But as you reflect, never forget the reason why the Lord offered himself as a sacrifice. Reflect not just on our own words, but also on his words. “Father, forgive them, they know not what they do.” Or the words that he speaks to the dying thief, “Amen, I say to you, today you will be with me in paradise.”
And lastly, let us imitate the Lord as he entrusted himself to the loving hands of his Father, and together with the Lord, we say, “Father, into your hands I commend my spirit.”
Blessings on the Holy Week,
April 3, 2022
Hear to Serve
In our second reading today, St. Paul makes a pretty bold statement in his Letter to the Philippians. “For His sake I have accepted the loss of all things and consider them so much rubbish, that I may gain Christ and be found in Him” (Phil 3:8).
Can you and I also make that claim? In today’s world we place our values and our worth on material and monetary possessions and absolute truth has become covered up by relativism. How many of us would accept the loss of everything we own? How many of us are willing to let go of our comfortable religious practices and really live them? How many of us would be willing to suffer if only we could come to know Christ better and have our lives become more grounded in Him?
Since St Paul (Saul) had his dramatic encounter with the risen Christ, everything else in his life became rubbish, unimportant. His eyes, his mind, and his heart were opened up to a much greater life, a life in the Risen Christ. Paul left behind his old understanding of faith where following laws and rules was the most important thing. He realized that Christ’s resurrection will elevate us to a life so much better than we can ever imagine.
As a kid I was pretty fascinated with National Geographic Magazine.

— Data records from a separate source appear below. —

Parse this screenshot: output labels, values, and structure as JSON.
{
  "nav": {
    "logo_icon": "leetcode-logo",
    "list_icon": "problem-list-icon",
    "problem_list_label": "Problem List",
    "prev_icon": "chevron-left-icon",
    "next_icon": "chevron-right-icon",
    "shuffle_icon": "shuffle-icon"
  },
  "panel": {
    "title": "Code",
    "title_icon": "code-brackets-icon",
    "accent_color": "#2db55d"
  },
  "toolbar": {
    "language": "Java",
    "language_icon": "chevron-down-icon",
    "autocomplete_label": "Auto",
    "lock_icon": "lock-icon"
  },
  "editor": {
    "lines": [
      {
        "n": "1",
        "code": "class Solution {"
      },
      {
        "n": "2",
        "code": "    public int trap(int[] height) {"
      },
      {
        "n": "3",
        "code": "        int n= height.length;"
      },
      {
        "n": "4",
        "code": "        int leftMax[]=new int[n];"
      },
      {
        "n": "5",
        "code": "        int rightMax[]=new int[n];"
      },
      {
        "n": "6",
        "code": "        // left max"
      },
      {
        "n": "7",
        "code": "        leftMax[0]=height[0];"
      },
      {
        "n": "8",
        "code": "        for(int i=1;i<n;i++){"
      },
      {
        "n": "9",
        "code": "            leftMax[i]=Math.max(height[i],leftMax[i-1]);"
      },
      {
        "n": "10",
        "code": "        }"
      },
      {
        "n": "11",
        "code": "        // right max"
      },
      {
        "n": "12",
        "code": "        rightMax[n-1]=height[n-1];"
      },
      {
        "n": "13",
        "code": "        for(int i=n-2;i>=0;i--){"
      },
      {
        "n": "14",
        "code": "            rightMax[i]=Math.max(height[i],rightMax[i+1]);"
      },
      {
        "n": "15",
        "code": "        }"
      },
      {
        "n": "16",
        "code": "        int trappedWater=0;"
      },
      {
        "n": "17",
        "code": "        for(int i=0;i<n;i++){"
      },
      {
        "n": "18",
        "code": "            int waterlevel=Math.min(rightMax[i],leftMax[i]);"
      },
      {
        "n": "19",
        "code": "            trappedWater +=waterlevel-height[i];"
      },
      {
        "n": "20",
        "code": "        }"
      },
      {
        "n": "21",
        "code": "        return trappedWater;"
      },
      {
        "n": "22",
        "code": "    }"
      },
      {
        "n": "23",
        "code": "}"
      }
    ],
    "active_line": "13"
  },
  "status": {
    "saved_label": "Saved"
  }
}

Some of my favorite pictures were of the tropical fish. I could look at them for hours. But it wasn’t until I got in the water on a snorkeling trip that I realized the injustice that pictures do to these creatures. Their color, movement, and beauty was so much more intense in the living experience of being with them.
That must have been in a small way what it was like for Paul to interact with the risen Christ. That is what he is trying to tell not only the Philippians but us today. We have to have a living relationship with Jesus. We have to look at every aspect of our faith and connect it to the living Christ. It is not about following the Commandments and all of the rules, but living them out in love of God and each other.
This is not easy. The Catholic writer, Flannery O’Connor wrote, “What people don’t realize is how much religion costs. They think faith is a big electric blanket, when of course it is the cross.” If we had perfect maturity, we would be able to see past the cost to the glory of the prize. Even St. Paul admits he hasn’t attained that perfect maturity, he hasn’t mastered it all since being taken possession of by Jesus the Christ. This is a life-long relationship that grows, changes, challenges, and matures.
We should remember that we too have been taken possession of by Jesus the Christ in our baptism. It is up to us to continue toward the goal of the next life, a better life, a life that will offer us things we can’t even imagine. St. Paul tells us to forget what lies behind us. He urges us to let go of material and monetary possessions and to forget about our self-fulfillment in relativism. None of these things are life-giving experiences. He tells us to focus on what lies ahead and aim for the prize of everlasting life through Jesus the Christ. Let us make a bold statement today.
Viva Christo Rey,